“It is like witnessing the disappearance of a life happening again and again in front of your eyes. So when the name that evidently signals a complete life is there, because of the water, it shines with clarity.”
- Doris Salcedo
In the city center, Kunstmuseum Basel presented solo exhibitions by Shirley Jaffe and Vivian Suter, in Neubau and Gegenwart respectively. Jaffe’s Form as Experiment showcased the artist’s entire oeuvre, from when she first moved to Paris from the U.S. in 1949 and her time in Berlin from 1963 to 1964, to the early 1980s when white void spaces became prominent in her canvas. As much as the chronological journey of Jaffe’s works showed a significant variation in style and technique, her determination and constant desire to break her own boundaries were equally evident in the show. What did not change throughout her long career as an artist was Jaffe’s patience as she worked with small brushes for precision, even when creating big paintings.

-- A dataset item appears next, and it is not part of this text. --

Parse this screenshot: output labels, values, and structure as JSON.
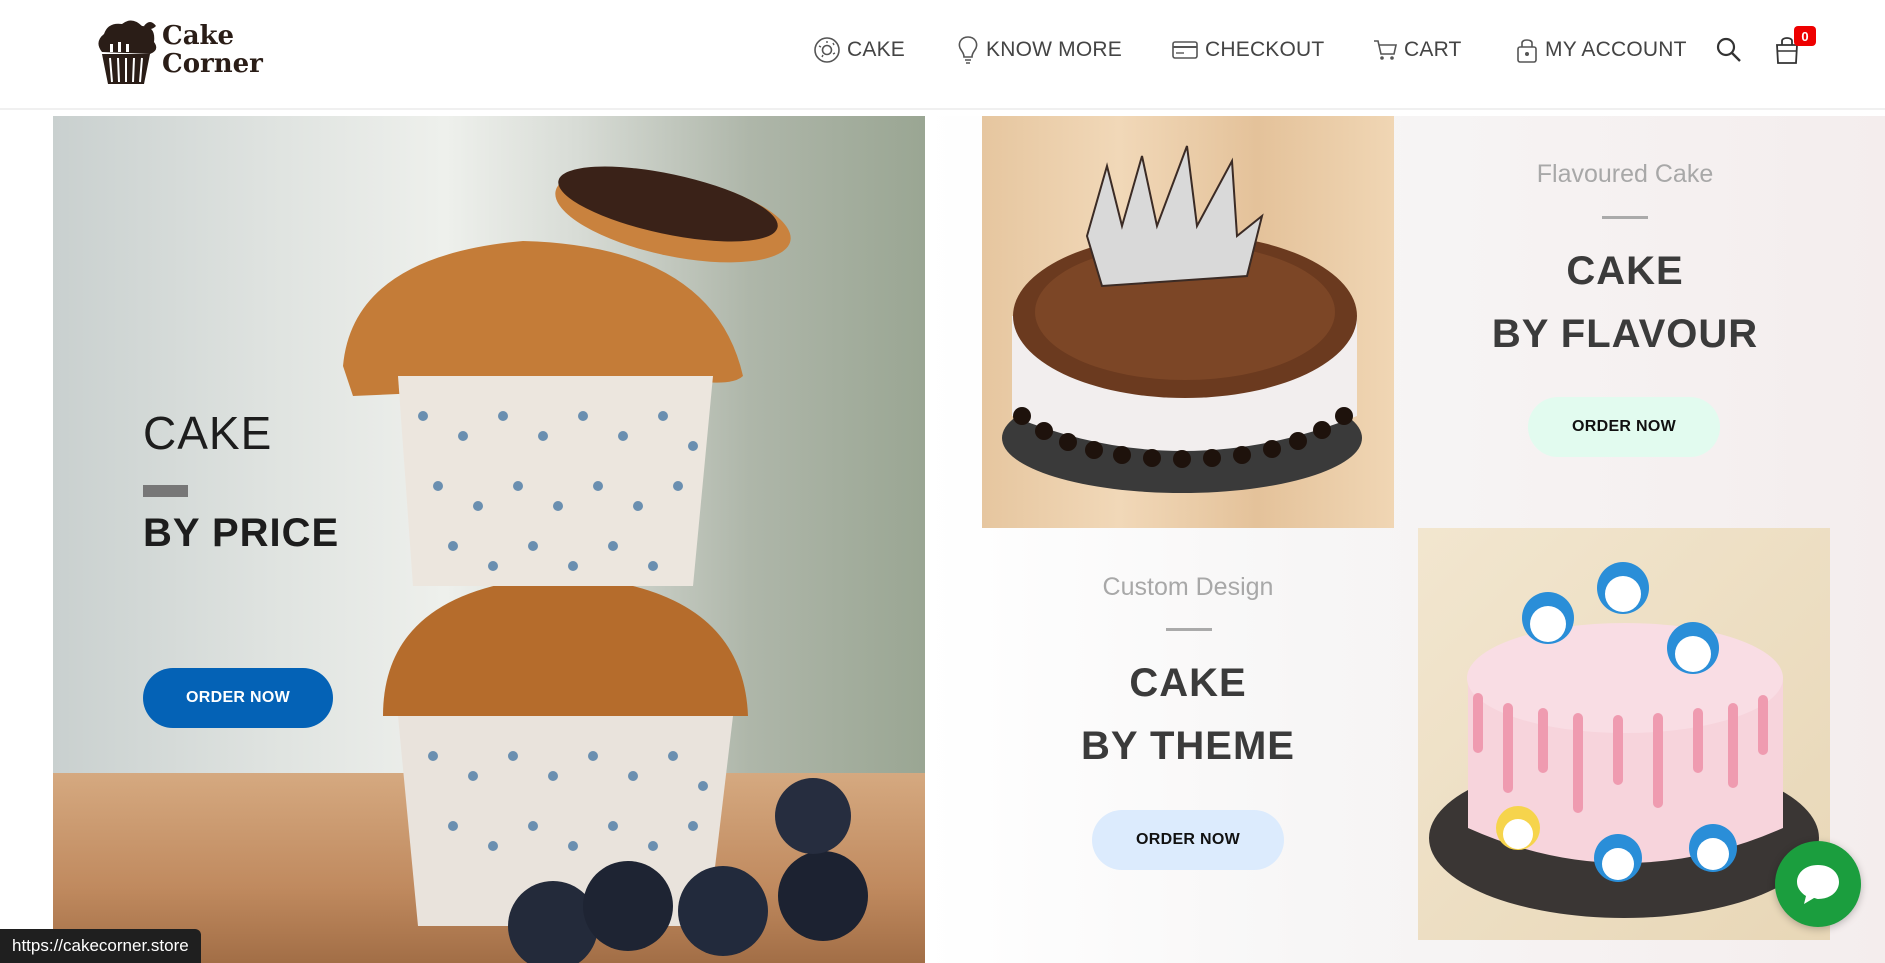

Vivian Suter’s soft and fluffy is my soul - my tommy juices don’t worry - are sweet like a liquorice roll presented the Swiss-Guatemalan painter’s works from the 1980s to now. Although she is now based in Panajachel in Guatemala, Basel holds a special place in Suter’s heart, having moved to the city from Buenos Aires in 1949 when she was thirteen. Her early artistic career in Switzerland was more conceptual, but her paintings became more gestural and expressive from the early 1980s after she left for Panajachel. The way the paintings were hung like sculptures in the exhibition was not merely for curatorial purposes, but also a reflection of Suter’s attitude towards her works. By not constraining the canvases in a frame and allowing elements such as humidity and light to add a layer to the work, Suter re-constructs her autonomy as a painter.
“I love the tension between the precision of working on a stretched canvas and then how the paintings get their own life when I unstretch them. They move around in the wind and become more like objects.”
- Vivian Suter
The next edition of Art Basel in Basel will be in June 2024, unless otherwise stated. For more information about the fair, please visit here.
Doris Salcedo’s solo exhibition at Fondation Beyeler is on until Sep 17, 2023; Shirley Jaffe’s Form as Experiment at Kunstmuseum (Neubau) is on until Jul 30, 2023; and Vivian Suter’s soft and fluffy is my soul - my tommy juices don’t worry - are sweet like a liquorice roll at Kunstmuseum (Gegenwart) is on until Oct 1, 2023.